[Items from an interface collection]

◆ ◆ ◆

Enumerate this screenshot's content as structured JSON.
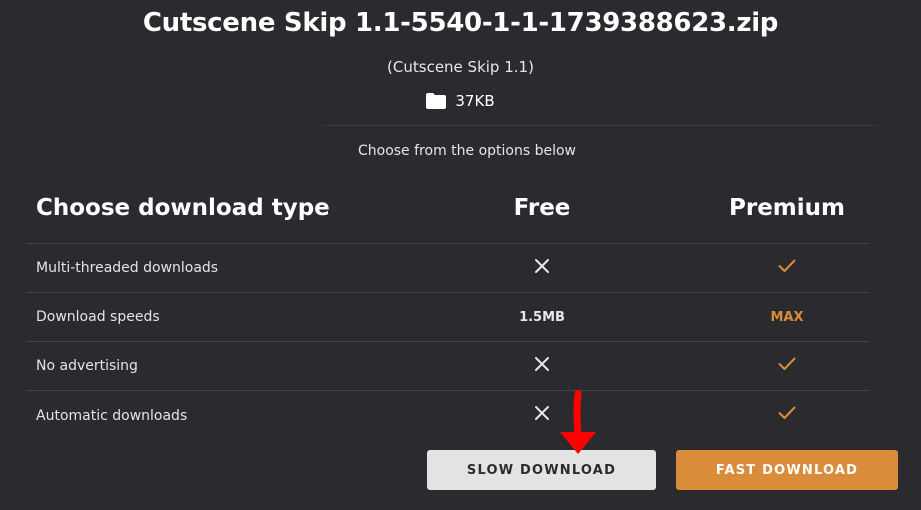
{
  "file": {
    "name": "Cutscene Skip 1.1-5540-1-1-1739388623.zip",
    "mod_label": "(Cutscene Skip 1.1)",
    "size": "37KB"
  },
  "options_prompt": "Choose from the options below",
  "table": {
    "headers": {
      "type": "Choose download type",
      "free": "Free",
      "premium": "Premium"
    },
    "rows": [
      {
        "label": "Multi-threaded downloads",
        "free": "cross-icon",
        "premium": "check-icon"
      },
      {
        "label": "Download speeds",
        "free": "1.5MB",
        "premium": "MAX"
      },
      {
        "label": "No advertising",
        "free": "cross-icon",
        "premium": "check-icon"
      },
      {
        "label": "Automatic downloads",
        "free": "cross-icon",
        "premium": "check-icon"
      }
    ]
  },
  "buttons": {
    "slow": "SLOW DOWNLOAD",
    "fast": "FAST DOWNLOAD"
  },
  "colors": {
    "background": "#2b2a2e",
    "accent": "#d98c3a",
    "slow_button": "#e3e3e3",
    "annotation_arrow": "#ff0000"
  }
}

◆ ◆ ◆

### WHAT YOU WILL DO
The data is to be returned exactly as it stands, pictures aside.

### ANSWER SECTION
Enumerate this screenshot's content as structured JSON.
{
  "file": {
    "name": "Cutscene Skip 1.1-5540-1-1-1739388623.zip",
    "mod_label": "(Cutscene Skip 1.1)",
    "size": "37KB"
  },
  "options_prompt": "Choose from the options below",
  "table": {
    "headers": {
      "type": "Choose download type",
      "free": "Free",
      "premium": "Premium"
    },
    "rows": [
      {
        "label": "Multi-threaded downloads",
        "free": "cross-icon",
        "premium": "check-icon"
      },
      {
        "label": "Download speeds",
        "free": "1.5MB",
        "premium": "MAX"
      },
      {
        "label": "No advertising",
        "free": "cross-icon",
        "premium": "check-icon"
      },
      {
        "label": "Automatic downloads",
        "free": "cross-icon",
        "premium": "check-icon"
      }
    ]
  },
  "buttons": {
    "slow": "SLOW DOWNLOAD",
    "fast": "FAST DOWNLOAD"
  },
  "colors": {
    "background": "#2b2a2e",
    "accent": "#d98c3a",
    "slow_button": "#e3e3e3",
    "annotation_arrow": "#ff0000"
  }
}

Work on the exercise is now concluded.